### Work task
Report each line of the entries that includes "icon" by copying it.

[Records supplied Boundary: Start]

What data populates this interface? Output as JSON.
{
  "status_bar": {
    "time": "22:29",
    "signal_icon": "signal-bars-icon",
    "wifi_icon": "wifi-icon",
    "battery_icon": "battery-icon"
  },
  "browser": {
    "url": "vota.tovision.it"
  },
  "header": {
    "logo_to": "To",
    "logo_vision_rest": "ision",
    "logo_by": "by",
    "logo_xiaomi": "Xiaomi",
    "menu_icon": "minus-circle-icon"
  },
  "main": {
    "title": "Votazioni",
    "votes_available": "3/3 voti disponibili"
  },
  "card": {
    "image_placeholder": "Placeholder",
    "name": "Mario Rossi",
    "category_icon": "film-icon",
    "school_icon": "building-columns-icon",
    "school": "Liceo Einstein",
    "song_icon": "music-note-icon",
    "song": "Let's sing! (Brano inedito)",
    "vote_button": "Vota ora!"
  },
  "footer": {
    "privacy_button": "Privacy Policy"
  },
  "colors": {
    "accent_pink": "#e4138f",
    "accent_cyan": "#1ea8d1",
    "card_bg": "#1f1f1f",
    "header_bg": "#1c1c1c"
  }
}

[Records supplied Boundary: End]

### Output for this exercise
    "signal_icon": "signal-bars-icon",
    "wifi_icon": "wifi-icon",
    "battery_icon": "battery-icon"
    "menu_icon": "minus-circle-icon"
    "category_icon": "film-icon",
    "school_icon": "building-columns-icon",
    "song_icon": "music-note-icon",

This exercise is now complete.